Before we get into a detailed understanding of ad groups, let’s first try to get the picture of the structure of an AdWords account better. Google AdWords is a three-layered structure wherein each account is associated with an email address. In other words, one email address can have only one AdWords account. (This has changed recently but let’s stick to this number as of now). Each AdWords account can have multiple campaigns and each campaign can have multiple ad groups.
What is an Ad Group?
A set of ads and keywords that are related to each other are housed under an Ad Group.
For instance, you are selling footwear for both men and women. You set two different campaigns, one for men’s footwear and the other for women’s footwear. Let’s name them Men Campaign and Women Campaign.
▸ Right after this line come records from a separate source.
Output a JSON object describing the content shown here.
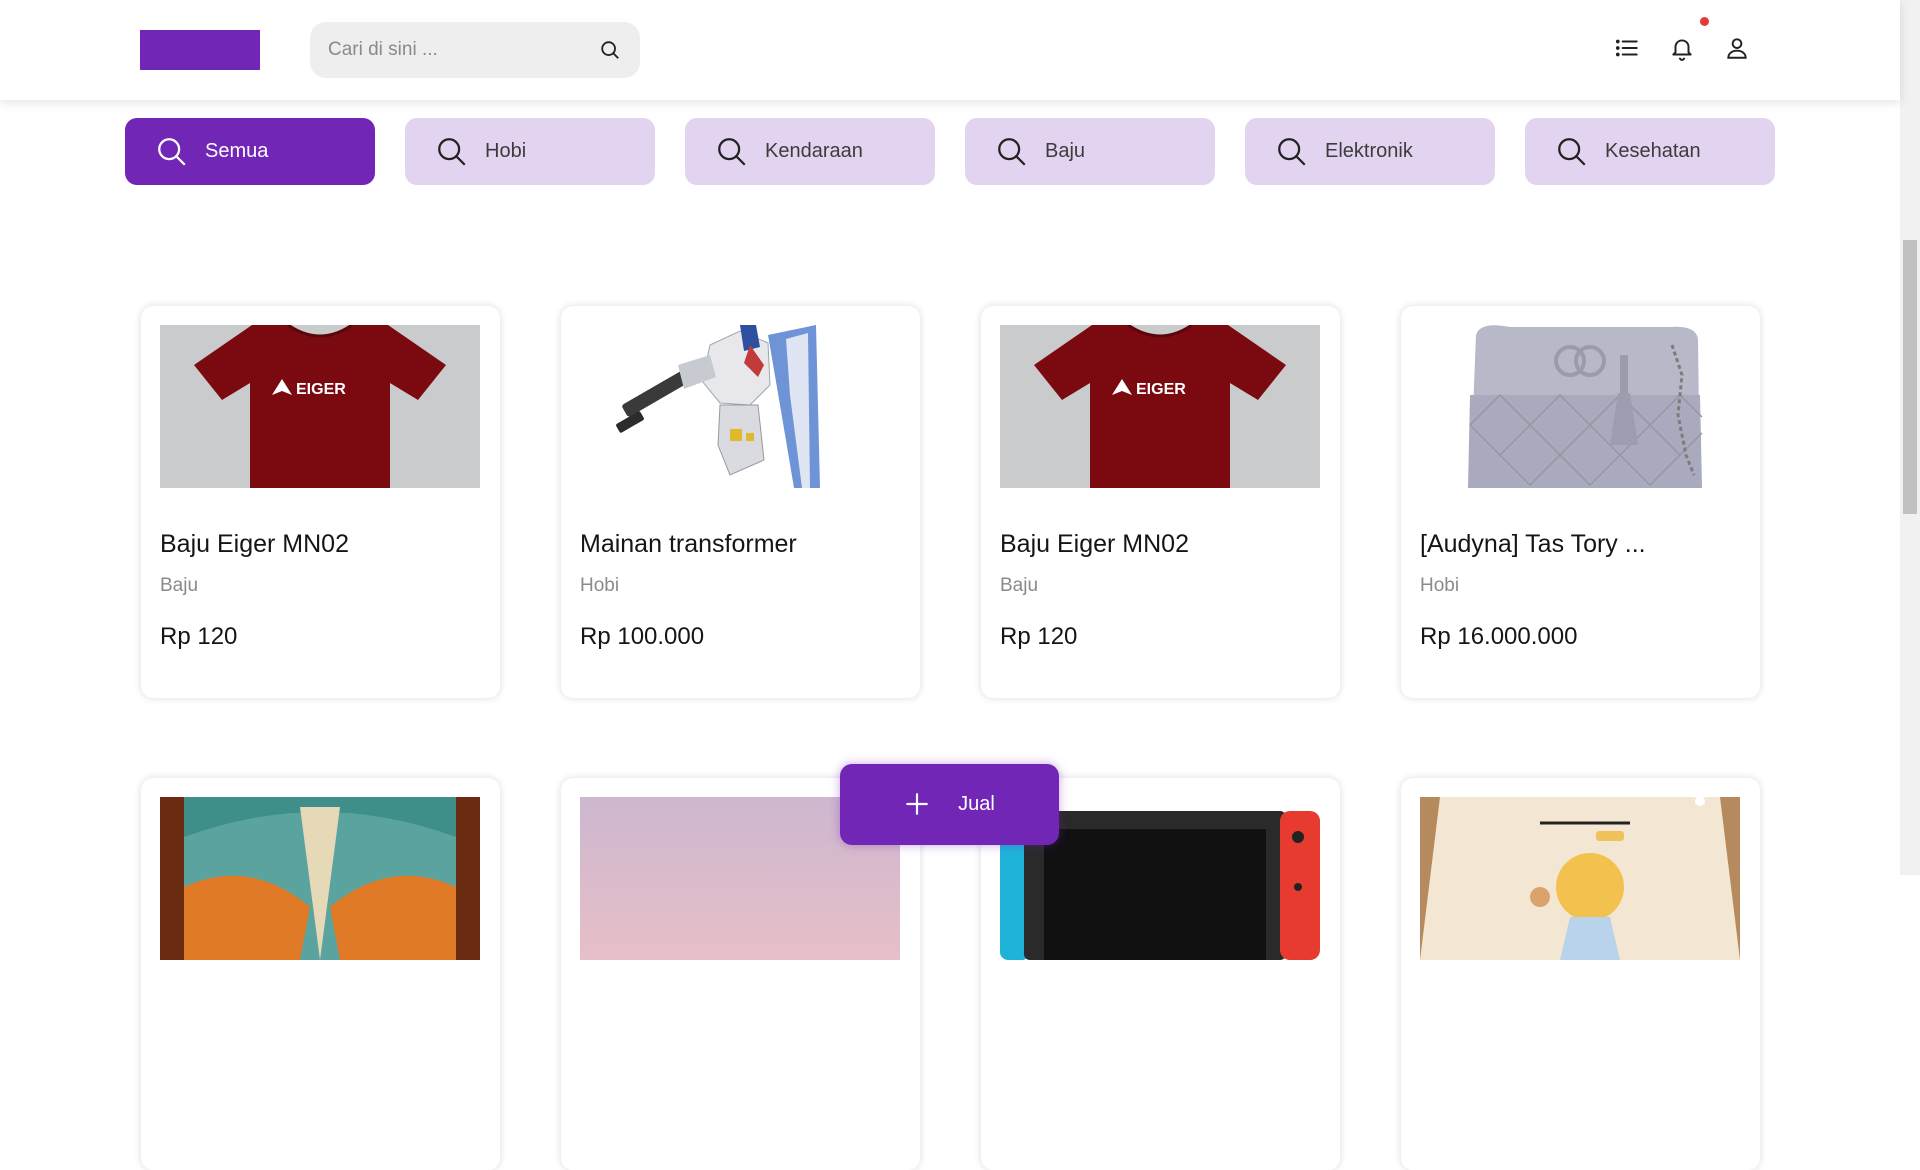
{
  "header": {
    "search_placeholder": "Cari di sini ...",
    "icons": [
      "list-icon",
      "bell-icon",
      "user-icon"
    ],
    "has_notification": true
  },
  "categories": [
    {
      "label": "Semua",
      "active": true
    },
    {
      "label": "Hobi",
      "active": false
    },
    {
      "label": "Kendaraan",
      "active": false
    },
    {
      "label": "Baju",
      "active": false
    },
    {
      "label": "Elektronik",
      "active": false
    },
    {
      "label": "Kesehatan",
      "active": false
    }
  ],
  "products": [
    {
      "name": "Baju Eiger MN02",
      "category": "Baju",
      "price": "Rp 120",
      "image": "red-tshirt"
    },
    {
      "name": "Mainan transformer",
      "category": "Hobi",
      "price": "Rp 100.000",
      "image": "robot-figure"
    },
    {
      "name": "Baju Eiger MN02",
      "category": "Baju",
      "price": "Rp 120",
      "image": "red-tshirt"
    },
    {
      "name": "[Audyna] Tas Tory ...",
      "category": "Hobi",
      "price": "Rp 16.000.000",
      "image": "grey-handbag"
    }
  ],
  "products_row2_images": [
    "abstract-painting",
    "pink-sky",
    "game-console",
    "cartoon-sweater"
  ],
  "printed_logo_text": "EIGER",
  "sell_button": {
    "label": "Jual",
    "icon": "plus-icon"
  },
  "colors": {
    "brand": "#7126b5",
    "category_bg": "#e2d4f0",
    "notification": "#e53935"
  }
}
You have casual footwear, sports footwear and formal footwear for both men and women. Now you create 3 ad groups based on these categories (casual, sports and formal) in both the campaigns. Let’s name these 6 ad groups as Men Casual, Men Sport, Men Formal, Women Casual, Women Sport and Women Formal.
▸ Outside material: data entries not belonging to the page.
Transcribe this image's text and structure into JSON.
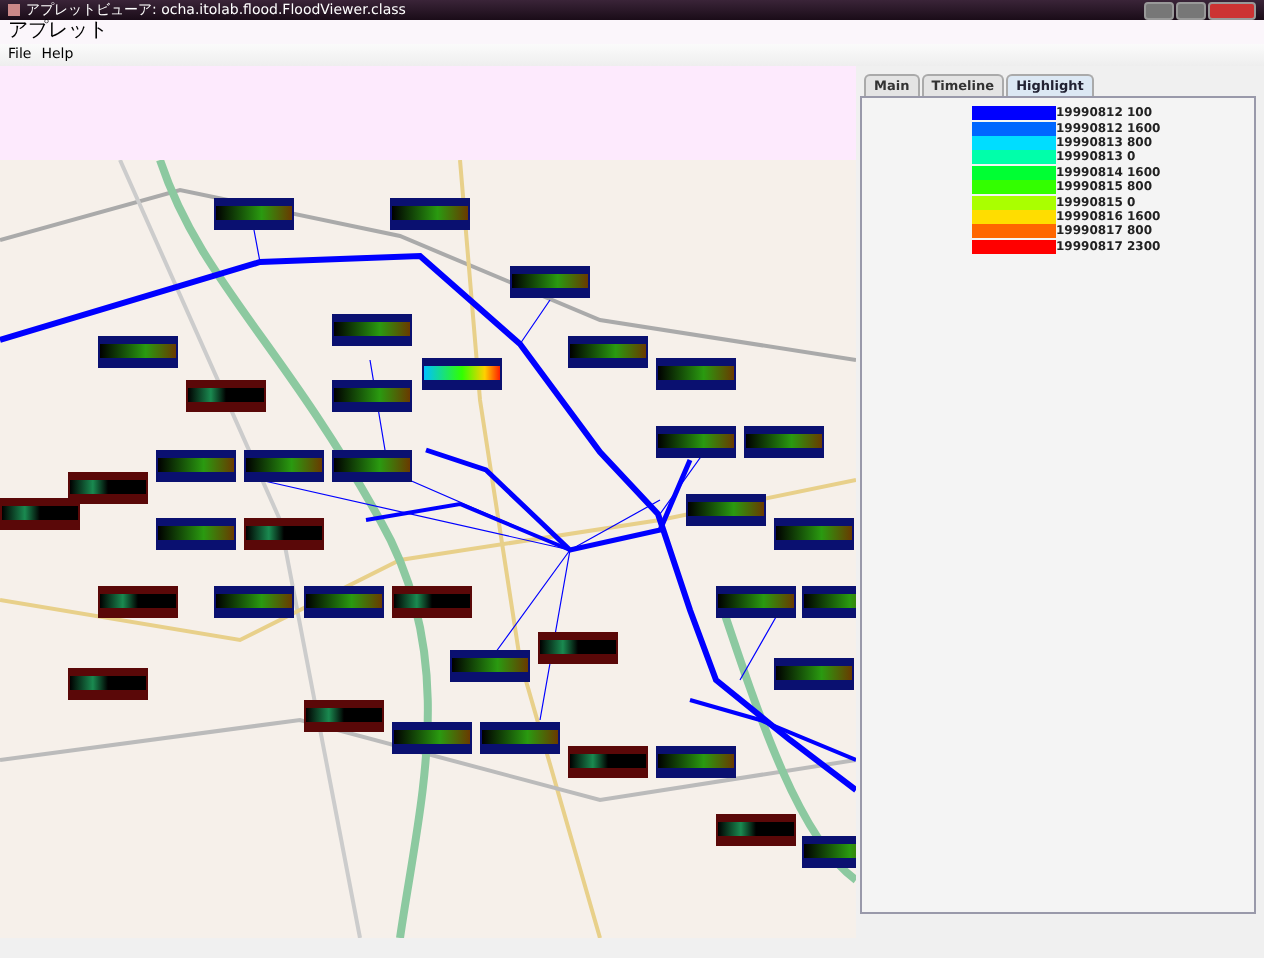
{
  "window": {
    "title": "アプレットビューア: ocha.itolab.flood.FloodViewer.class"
  },
  "applet_menu": {
    "label": "アプレット"
  },
  "menubar": {
    "items": [
      "File",
      "Help"
    ]
  },
  "tabs": [
    {
      "label": "Main",
      "selected": false
    },
    {
      "label": "Timeline",
      "selected": false
    },
    {
      "label": "Highlight",
      "selected": true
    }
  ],
  "legend": [
    {
      "label": "19990812 100",
      "color": "#0000ff"
    },
    {
      "label": "19990812 1600",
      "color": "#0066ff"
    },
    {
      "label": "19990813 800",
      "color": "#00ddff"
    },
    {
      "label": "19990813 0",
      "color": "#00ffaa"
    },
    {
      "label": "19990814 1600",
      "color": "#00ff33"
    },
    {
      "label": "19990815 800",
      "color": "#33ff00"
    },
    {
      "label": "19990815 0",
      "color": "#aaff00"
    },
    {
      "label": "19990816 1600",
      "color": "#ffdd00"
    },
    {
      "label": "19990817 800",
      "color": "#ff6600"
    },
    {
      "label": "19990817 2300",
      "color": "#ff0000"
    }
  ]
}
Now you have 6 ad groups, each of them has two key components, ads, and keywords. For the ad group Men Casual, say you have designed an ad and the keywords have set are Men Casual Shoes, Casual Shoes, Casual Shoes For Men etc. Similarly, for the ad group Women Casual, you have a specific ad and a set of keywords like Women Casual Shoes, Casual Shoes, Casual Shoes For Women etc. You can do the same for rest of the ad groups too, a category specific ad and related keywords that trigger the ad.
Note: There are no realistic limitations on the number of ads or keywords in an ad group. An ad group can have multiple keywords and multiple ads.
The most important thing to understand about an ad group is that only the keywords in a particular group can trigger ads in that group. In the case of multiple ads, Google, based on relevancy and performance, shows the best of all the ads in that ad group.
Best Ad Group Structure?
At AdNabu, we encourage our customers to use single keyword ad groups. We believe this practice renders better results than the traditional multi-keyword ad groups. This is backed by our research-based understanding of AdWords over time. We have compiled a blog with rationale, detailed insights, and benefits of single keyword ad groups.